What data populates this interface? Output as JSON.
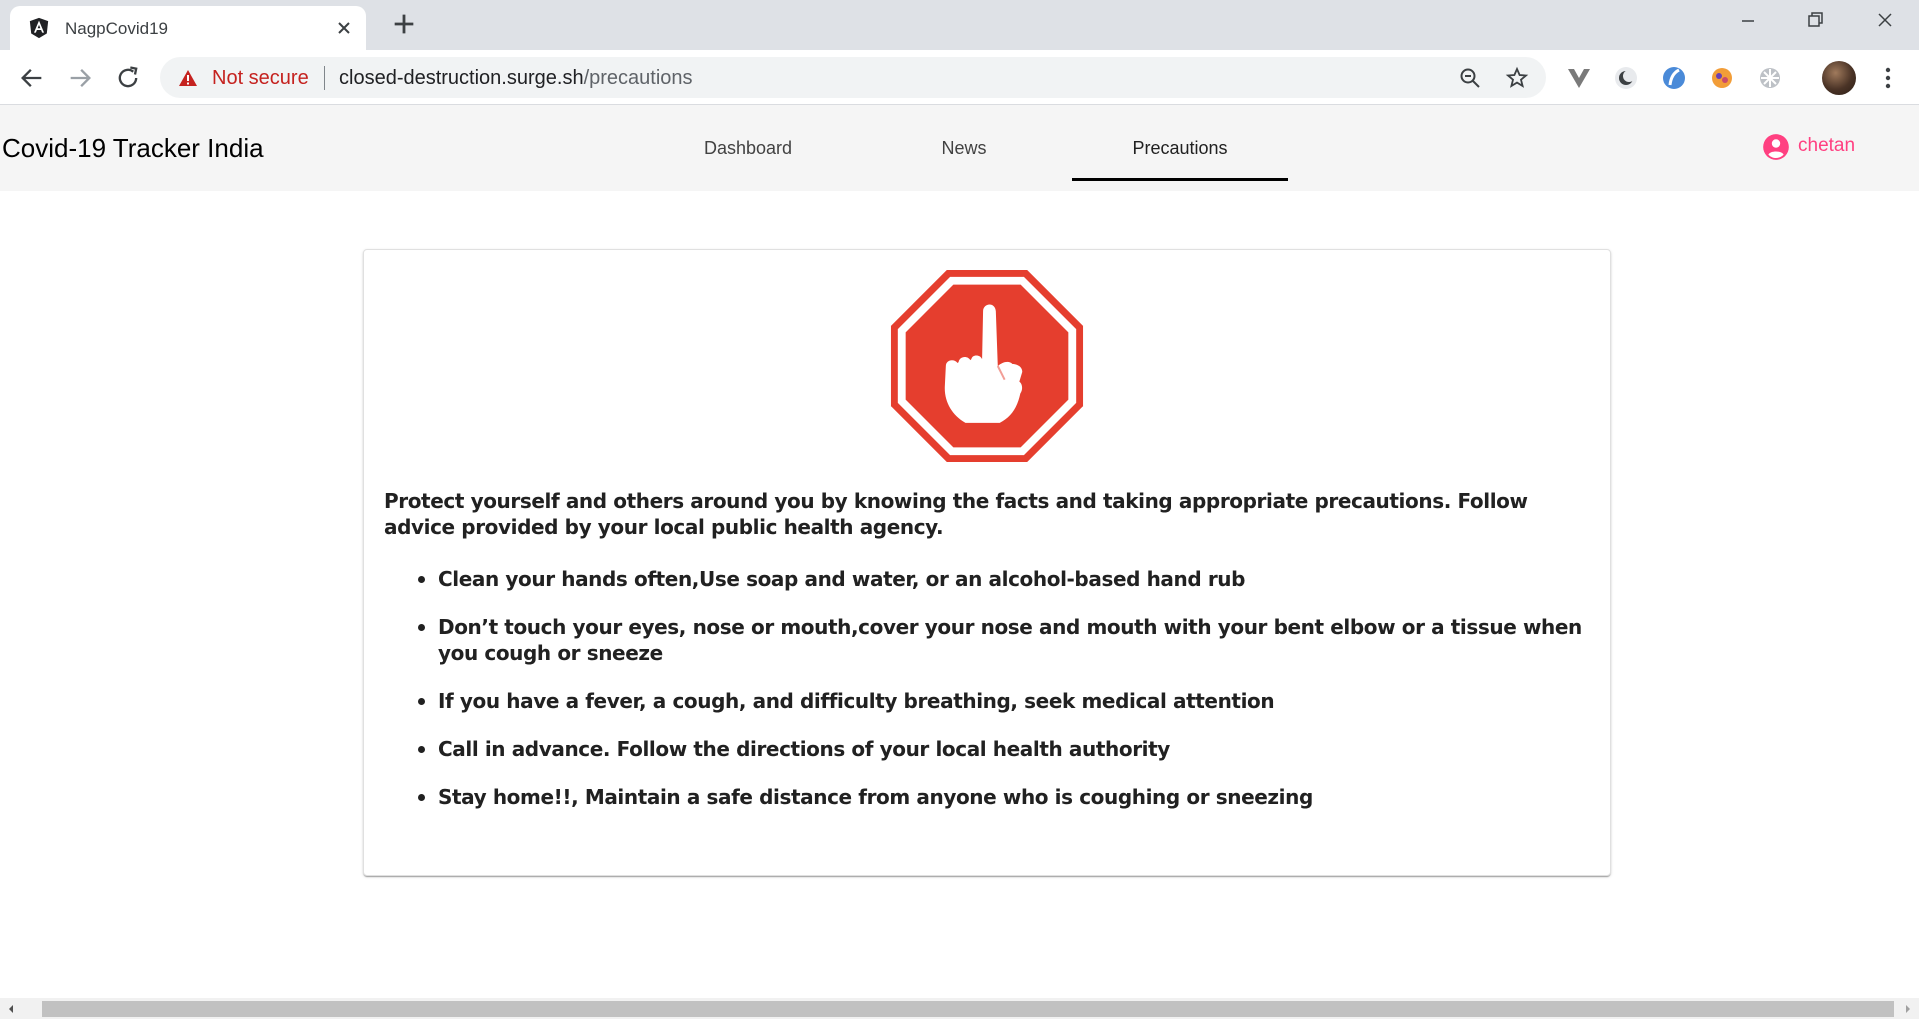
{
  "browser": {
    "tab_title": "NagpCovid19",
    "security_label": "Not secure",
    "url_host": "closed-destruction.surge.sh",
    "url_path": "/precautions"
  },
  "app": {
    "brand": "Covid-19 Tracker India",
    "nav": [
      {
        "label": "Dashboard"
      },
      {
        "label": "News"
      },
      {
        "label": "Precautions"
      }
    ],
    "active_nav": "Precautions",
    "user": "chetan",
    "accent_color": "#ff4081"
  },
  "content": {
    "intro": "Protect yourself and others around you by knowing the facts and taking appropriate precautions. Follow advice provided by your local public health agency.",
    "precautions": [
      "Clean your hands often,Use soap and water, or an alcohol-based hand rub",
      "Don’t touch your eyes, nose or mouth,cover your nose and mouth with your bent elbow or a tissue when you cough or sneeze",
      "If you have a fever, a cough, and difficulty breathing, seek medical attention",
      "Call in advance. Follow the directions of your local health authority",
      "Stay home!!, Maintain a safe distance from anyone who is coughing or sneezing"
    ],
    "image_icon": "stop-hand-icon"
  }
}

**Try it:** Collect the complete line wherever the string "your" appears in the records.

**Exercise result:**
    "intro": "Protect yourself and others around you by knowing the facts and taking appropriate precautions. Follow advice provided by your local public health agency.",
      "Clean your hands often,Use soap and water, or an alcohol-based hand rub",
      "Don’t touch your eyes, nose or mouth,cover your nose and mouth with your bent elbow or a tissue when you cough or sneeze",
      "Call in advance. Follow the directions of your local health authority",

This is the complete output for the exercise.